This is a smart way to store clothes, shoes and accessories. Forgo a cumbersome wardrobe for separate storage crates and hanging rails, which can always be hidden with a decorative curtain. Here, the back of the wardrobe is left open to let the decorative wallpaper shine through.
Making a splash
The open storage in this bedroom-come-bathroom gives extra space for larger items that would be tricky to store elsewhere. Chose a mix of contemporary boxes to store larger items, while shelves are the perfect place to keep shoes and scarves.
Small spaces give ample opportunity to get creative with storage solutions. Vintage suitcases resting on a luggage rack are perfect for storing sweaters while this genius curtain cupboard makes the most of awkward corners.
Add a splash of colour and pattern to a mirrored wall with a built in fitted wardrobe with a colourful Moroccan fabric panel. This will give ample storage for all your wares.
The walk in wardrobe
If you’re tight on space, a built in wardrobe with stacked shelves is a good option. The configuration of drawers and shelves will give ample room to store knitwear, jackets, shoes and even hand luggage.
Bring calm and order to bedrooms or hallways with these hangers with leather strings from cool Danish brand Skagerak. Designed by Christina Liljenberg Halstrom, simply hang from a wooden rack and say hello to clean lines (and spaces).
Georg Hangers with leather strings, £45, Scandi Living

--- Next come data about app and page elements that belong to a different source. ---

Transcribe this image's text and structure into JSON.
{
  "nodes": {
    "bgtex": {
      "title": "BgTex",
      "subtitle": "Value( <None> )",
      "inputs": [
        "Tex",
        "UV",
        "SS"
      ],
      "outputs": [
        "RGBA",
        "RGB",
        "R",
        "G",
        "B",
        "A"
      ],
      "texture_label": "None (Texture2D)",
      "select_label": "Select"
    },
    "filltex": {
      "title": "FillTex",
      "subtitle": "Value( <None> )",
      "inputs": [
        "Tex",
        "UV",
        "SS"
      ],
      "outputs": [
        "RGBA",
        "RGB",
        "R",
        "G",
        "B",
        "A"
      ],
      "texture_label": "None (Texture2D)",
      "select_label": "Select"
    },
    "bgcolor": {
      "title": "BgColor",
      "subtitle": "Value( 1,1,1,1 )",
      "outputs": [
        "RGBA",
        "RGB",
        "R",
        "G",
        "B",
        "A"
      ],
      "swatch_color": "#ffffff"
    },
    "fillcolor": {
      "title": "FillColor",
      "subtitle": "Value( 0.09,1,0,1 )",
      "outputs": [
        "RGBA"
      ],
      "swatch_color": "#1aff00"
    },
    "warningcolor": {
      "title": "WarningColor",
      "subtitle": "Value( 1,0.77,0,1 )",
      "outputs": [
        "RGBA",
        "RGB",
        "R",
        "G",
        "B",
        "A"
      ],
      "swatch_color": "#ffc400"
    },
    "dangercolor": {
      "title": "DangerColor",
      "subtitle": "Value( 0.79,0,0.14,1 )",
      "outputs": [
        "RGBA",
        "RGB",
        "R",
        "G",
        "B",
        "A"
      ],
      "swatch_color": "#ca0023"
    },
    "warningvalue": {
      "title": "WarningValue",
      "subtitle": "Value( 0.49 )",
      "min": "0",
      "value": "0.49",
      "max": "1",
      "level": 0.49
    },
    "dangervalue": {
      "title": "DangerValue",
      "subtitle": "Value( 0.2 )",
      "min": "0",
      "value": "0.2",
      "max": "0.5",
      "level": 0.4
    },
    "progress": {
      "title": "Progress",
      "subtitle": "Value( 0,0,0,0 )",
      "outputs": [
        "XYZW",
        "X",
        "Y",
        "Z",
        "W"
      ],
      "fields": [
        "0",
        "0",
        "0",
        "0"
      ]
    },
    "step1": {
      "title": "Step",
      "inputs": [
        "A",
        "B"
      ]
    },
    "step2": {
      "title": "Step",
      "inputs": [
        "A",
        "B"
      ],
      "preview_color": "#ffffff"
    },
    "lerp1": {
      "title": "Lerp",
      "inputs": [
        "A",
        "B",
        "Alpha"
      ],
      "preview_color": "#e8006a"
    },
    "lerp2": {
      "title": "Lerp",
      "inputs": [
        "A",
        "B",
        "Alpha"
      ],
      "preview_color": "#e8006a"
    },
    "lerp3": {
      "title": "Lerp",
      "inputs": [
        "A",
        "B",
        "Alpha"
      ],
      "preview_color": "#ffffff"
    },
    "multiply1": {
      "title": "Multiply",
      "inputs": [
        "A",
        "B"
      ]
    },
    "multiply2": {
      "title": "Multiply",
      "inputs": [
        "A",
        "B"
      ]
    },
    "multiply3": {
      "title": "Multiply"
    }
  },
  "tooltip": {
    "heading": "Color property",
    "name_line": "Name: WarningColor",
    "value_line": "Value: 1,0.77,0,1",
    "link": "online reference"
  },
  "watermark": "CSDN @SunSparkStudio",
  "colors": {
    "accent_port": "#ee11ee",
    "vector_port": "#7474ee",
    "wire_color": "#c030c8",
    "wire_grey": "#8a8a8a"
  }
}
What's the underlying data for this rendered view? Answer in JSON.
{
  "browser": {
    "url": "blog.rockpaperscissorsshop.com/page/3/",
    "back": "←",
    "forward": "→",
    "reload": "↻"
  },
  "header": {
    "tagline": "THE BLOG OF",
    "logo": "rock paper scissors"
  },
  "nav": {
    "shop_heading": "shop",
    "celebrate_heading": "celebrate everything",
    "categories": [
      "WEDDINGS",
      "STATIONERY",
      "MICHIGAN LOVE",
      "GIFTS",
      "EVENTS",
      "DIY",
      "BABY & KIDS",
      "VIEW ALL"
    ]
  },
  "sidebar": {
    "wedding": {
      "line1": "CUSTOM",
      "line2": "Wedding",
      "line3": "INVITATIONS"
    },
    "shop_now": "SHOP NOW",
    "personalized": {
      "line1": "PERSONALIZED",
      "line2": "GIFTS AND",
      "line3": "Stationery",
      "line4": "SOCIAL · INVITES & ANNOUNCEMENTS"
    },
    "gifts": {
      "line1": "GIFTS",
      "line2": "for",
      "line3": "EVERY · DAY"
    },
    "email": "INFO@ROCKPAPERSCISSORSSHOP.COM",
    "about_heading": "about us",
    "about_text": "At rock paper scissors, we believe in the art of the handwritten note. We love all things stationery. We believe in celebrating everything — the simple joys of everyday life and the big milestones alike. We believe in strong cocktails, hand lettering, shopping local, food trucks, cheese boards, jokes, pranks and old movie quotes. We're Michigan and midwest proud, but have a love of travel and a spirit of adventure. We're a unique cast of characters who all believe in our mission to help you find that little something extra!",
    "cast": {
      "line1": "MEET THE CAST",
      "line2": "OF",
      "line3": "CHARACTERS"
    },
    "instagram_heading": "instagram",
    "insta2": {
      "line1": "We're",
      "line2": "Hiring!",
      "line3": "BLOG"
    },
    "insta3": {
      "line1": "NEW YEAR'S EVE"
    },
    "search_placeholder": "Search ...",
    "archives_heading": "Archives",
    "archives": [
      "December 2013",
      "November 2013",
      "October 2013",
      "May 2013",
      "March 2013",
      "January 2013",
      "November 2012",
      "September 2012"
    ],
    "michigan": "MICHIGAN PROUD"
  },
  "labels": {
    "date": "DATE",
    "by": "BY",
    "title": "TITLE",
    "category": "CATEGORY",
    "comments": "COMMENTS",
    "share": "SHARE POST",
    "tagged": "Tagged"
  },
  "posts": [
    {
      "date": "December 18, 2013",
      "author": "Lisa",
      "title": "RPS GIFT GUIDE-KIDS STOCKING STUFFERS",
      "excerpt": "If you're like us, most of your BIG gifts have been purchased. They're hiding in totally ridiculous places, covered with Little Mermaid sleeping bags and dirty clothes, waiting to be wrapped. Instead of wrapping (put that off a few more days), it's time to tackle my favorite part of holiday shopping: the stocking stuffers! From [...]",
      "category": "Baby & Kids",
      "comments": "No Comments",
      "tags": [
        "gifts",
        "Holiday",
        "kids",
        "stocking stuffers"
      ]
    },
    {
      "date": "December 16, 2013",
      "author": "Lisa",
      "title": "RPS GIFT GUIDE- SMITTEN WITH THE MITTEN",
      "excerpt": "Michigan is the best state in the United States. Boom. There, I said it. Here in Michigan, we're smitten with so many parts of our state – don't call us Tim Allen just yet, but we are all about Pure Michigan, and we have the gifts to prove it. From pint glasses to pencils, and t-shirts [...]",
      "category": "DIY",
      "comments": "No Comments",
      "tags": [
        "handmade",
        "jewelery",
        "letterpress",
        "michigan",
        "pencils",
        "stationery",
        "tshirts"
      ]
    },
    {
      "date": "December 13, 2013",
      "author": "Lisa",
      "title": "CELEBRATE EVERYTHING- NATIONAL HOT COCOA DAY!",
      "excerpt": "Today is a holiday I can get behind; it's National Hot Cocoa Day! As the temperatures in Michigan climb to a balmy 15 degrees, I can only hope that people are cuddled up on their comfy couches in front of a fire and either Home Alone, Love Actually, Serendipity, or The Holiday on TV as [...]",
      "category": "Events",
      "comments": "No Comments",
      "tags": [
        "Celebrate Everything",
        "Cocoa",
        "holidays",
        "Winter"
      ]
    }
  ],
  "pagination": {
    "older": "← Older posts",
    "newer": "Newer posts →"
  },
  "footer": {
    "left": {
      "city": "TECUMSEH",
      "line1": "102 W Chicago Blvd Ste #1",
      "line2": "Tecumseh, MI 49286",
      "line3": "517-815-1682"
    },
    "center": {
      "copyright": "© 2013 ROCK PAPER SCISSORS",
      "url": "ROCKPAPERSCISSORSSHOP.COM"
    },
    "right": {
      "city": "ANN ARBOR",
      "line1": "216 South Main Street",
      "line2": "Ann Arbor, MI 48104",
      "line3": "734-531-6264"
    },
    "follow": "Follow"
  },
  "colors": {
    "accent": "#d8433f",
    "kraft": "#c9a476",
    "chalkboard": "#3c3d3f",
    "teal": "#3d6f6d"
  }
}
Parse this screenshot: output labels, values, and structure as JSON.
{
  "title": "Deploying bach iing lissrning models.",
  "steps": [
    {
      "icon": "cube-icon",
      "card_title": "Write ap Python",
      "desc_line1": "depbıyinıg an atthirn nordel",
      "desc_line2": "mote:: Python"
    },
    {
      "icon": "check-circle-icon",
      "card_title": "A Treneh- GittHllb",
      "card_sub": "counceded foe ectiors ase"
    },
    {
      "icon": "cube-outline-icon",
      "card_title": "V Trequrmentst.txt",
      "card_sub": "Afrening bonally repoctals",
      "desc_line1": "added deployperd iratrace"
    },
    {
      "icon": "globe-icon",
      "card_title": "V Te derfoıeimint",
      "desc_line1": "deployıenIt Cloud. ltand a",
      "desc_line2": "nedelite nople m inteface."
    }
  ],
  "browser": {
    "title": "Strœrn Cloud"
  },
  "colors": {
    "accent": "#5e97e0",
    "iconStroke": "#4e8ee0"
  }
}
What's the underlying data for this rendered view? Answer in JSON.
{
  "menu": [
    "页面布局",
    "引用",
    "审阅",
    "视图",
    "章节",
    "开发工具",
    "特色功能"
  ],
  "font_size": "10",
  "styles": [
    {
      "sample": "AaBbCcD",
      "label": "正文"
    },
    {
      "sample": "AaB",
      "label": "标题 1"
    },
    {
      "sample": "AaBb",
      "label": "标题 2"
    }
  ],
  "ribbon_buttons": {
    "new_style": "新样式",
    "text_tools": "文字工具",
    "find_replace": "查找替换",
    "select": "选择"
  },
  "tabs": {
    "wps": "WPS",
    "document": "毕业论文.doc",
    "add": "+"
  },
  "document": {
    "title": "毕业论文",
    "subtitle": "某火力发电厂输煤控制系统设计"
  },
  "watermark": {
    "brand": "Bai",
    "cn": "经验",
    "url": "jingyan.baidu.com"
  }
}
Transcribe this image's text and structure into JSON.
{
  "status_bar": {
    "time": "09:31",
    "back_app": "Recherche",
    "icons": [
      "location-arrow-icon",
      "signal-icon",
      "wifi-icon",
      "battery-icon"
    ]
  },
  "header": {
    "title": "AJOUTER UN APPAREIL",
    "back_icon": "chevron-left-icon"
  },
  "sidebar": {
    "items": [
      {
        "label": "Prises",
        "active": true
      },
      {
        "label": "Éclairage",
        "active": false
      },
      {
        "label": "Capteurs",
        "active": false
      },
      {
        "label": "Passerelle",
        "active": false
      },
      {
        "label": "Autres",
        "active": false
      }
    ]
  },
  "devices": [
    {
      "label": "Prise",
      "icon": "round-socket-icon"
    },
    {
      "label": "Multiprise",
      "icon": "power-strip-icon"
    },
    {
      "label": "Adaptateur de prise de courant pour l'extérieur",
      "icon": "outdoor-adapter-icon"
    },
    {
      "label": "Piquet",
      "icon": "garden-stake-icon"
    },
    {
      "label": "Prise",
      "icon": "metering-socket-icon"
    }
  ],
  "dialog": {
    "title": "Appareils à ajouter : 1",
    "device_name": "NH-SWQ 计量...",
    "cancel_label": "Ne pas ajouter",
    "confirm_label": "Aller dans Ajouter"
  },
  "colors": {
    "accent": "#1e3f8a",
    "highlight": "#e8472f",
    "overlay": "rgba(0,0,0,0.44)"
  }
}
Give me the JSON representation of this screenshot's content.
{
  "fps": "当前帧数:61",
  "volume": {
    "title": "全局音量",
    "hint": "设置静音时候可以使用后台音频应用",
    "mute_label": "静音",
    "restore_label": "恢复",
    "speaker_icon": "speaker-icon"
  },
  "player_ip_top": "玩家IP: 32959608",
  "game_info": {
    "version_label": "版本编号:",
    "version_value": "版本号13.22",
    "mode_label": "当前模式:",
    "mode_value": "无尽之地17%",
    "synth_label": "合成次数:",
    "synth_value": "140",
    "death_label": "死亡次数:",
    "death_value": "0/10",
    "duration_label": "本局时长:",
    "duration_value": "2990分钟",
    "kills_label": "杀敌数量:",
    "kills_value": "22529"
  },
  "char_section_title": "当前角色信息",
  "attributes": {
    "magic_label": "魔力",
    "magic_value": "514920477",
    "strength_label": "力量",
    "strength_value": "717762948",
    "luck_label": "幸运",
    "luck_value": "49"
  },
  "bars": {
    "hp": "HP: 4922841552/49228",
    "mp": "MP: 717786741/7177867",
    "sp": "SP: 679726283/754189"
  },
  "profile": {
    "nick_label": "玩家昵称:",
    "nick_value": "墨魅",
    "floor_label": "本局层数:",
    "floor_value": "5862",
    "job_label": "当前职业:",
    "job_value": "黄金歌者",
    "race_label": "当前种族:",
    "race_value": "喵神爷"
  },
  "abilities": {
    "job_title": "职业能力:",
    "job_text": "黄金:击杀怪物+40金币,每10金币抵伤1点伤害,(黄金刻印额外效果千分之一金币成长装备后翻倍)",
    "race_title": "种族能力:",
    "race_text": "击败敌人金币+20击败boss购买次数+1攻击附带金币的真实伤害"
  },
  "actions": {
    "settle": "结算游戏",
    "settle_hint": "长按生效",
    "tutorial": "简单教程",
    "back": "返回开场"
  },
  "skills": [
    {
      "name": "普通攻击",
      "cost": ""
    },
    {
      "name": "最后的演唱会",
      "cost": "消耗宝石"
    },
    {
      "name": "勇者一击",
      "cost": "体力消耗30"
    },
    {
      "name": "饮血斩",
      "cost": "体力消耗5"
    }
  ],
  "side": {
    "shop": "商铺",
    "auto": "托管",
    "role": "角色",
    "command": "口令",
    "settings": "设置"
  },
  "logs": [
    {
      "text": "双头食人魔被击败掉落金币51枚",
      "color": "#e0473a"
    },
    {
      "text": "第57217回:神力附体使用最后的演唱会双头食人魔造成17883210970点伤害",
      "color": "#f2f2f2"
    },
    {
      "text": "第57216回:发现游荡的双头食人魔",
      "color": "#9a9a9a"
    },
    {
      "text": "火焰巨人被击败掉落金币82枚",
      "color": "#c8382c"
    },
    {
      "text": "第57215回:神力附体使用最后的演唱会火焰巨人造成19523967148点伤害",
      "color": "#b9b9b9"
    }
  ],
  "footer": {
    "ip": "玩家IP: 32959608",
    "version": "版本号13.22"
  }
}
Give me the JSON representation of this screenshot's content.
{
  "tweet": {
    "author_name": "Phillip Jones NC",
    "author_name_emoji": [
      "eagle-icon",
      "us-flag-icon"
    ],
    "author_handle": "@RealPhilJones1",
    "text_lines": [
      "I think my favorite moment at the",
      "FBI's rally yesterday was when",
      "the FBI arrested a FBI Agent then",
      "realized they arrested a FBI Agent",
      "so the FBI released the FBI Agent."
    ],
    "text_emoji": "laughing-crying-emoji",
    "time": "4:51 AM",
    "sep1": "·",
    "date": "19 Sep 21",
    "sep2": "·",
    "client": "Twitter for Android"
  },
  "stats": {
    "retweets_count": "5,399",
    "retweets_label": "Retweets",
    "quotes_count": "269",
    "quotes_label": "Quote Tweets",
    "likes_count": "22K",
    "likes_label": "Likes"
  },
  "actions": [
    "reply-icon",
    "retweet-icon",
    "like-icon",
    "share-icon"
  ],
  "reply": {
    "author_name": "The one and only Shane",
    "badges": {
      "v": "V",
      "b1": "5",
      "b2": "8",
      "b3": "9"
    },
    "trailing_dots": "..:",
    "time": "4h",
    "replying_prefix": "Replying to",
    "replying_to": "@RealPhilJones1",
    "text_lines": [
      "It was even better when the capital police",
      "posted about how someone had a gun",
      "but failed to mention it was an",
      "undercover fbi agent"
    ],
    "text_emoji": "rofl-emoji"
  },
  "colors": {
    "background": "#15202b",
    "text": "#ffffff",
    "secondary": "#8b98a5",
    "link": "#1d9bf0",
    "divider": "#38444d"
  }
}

Add texture to a chest of drawers by filling it will wicker storage chests – perfect for storing socks, scarves and accessories.
From our sister site IdealHome. Words by Stephanie Hendries.